This paper describes how to create ex-ante expectation for generalized trend-following rules. This report first study the effect of trend-following rules applied to random data with varying degrees of drift and autocorrelation. There is a positive relationship between drift, autocorrelation and the theoretically extractable Sharpe ratio for a trend following strategy. Drift is more important, since it is theoretically unbounded, but strong auto-correlation can create positive returns in the absence of long term drift. The realized Sharpe ratio of a trend strategy is proportional to the absolute drift and auto-correlation of a market above a threshold. From a practical perspective, this means that anyone engaging in trend following strategies, should expect to generate positive returns if the drift is strong enough or if there is enough autocorrelation. Conversely, when there is no drift or auto-correlation, trend-following is not profitable. There is a strong preference for slower strategies under drift and transaction costs. Returns are compared to actual markets and indices of active traders (managed futures) and a high correlation is detected to the results in this paper. Trend-following should never be applied to a single market on a stand-alone basis. That said, even portfolios of trend following strategies have low expected Sharpe, especially so when the systems generated correlated trades. In the end, trend-following does not necessarily need uncorrelated markets, but rather uncorrelated system-market returns. A nuance that is often lost.
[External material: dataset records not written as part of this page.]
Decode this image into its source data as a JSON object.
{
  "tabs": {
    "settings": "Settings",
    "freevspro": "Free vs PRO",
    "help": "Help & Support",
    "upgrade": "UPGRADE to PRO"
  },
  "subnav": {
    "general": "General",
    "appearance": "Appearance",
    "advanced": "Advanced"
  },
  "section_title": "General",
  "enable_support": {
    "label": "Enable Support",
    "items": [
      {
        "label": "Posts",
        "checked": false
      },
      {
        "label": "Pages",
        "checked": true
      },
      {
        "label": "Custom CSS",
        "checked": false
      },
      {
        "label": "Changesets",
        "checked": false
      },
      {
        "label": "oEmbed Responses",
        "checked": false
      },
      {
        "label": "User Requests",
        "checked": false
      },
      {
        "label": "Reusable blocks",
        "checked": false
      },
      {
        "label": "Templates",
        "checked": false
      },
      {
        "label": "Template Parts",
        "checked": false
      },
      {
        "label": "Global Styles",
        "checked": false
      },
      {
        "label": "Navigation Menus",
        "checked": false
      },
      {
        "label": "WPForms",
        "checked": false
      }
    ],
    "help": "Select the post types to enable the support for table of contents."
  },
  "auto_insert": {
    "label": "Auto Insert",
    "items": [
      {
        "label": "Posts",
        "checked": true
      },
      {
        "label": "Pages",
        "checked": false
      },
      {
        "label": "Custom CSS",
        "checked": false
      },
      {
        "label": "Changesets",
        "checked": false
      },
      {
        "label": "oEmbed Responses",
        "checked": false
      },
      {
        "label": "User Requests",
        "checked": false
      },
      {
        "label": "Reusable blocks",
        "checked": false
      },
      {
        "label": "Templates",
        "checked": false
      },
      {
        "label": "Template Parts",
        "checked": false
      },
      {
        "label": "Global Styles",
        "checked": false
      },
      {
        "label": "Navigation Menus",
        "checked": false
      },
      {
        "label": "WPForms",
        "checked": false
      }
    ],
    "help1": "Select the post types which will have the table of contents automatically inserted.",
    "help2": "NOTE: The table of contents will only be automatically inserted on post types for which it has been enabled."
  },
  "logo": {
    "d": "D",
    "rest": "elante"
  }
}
Haghani, McBride: Return Chasing and Trend Following: Superficial Similarities Mask Fundamental Differences
Return chasing is often cited as one of the primary behavioral foibles of investors, resulting in sub-par returns. Surprisingly, the literature does not provide a generally accepted and testable description of return chasing. This paper proposes a simple definition. It then describes how return chasing so defined differs from trend following and how return chasing explains the shortfall of the returns of active, market timing investors compared to static asset allocation strategies. Finally, it shows that if the trading flows of return chasers are large enough to impact prices, then return chasing provides a powerful explanation of the positive returns earned by trend following strategies, which alternative descriptions of return chasing, such as it is trend following but with too long of a horizon, do not provide.

Faber: The Trinity Portfolio: A Long-Term Investing Framework Engineered for Simplicity, Safety, and Outperformance
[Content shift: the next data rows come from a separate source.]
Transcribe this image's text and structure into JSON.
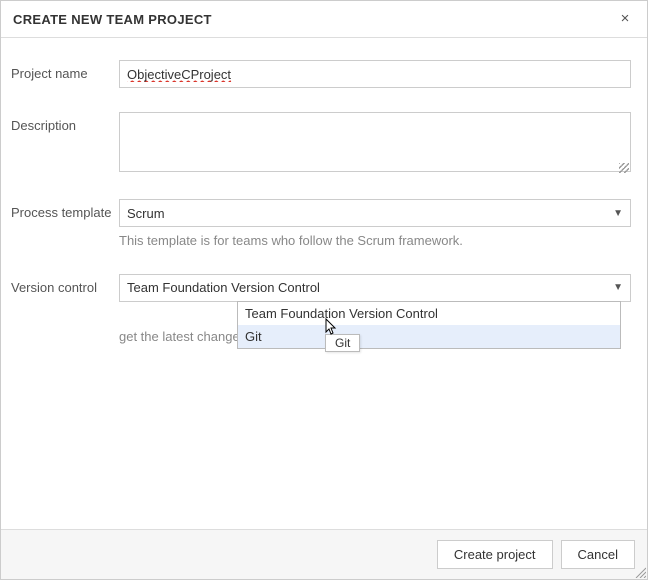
{
  "dialog": {
    "title": "CREATE NEW TEAM PROJECT"
  },
  "labels": {
    "project_name": "Project name",
    "description": "Description",
    "process_template": "Process template",
    "version_control": "Version control"
  },
  "fields": {
    "project_name_value": "ObjectiveCProject",
    "description_value": "",
    "process_template_selected": "Scrum",
    "process_template_help": "This template is for teams who follow the Scrum framework.",
    "version_control_selected": "Team Foundation Version Control",
    "version_control_help_fragment": "get the latest changes.",
    "version_control_options": [
      "Team Foundation Version Control",
      "Git"
    ],
    "vc_option_0": "Team Foundation Version Control",
    "vc_option_1": "Git",
    "tooltip": "Git"
  },
  "buttons": {
    "create": "Create project",
    "cancel": "Cancel"
  }
}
Let’s say one sets out to design a portfolio, knowing everything we know today about investing. Where would a logical, evidence-based investor even start? Investors today have access to more market data and strategic information than at any other time in history. While beneficial in some ways, this huge volume of fragmented information presents a challenge — how should one actually implement everything? This paper offers a potential solution - the “Trinity Portfolio.” The name is a reference to the three core elements of the portfolio: 1) assets diversified across a global investment set, 2) tilts toward investments exhibiting value and momentum traits, and 3) exposure to trend following. We examine how an investor might construct this holistic, adaptive framework consisting of some of the most well-known market anomalies. We find that the portfolio performs well across various market environments, with reasonable volatility. Finally, we examine how an investor may update and implement such a portfolio with low cost funds.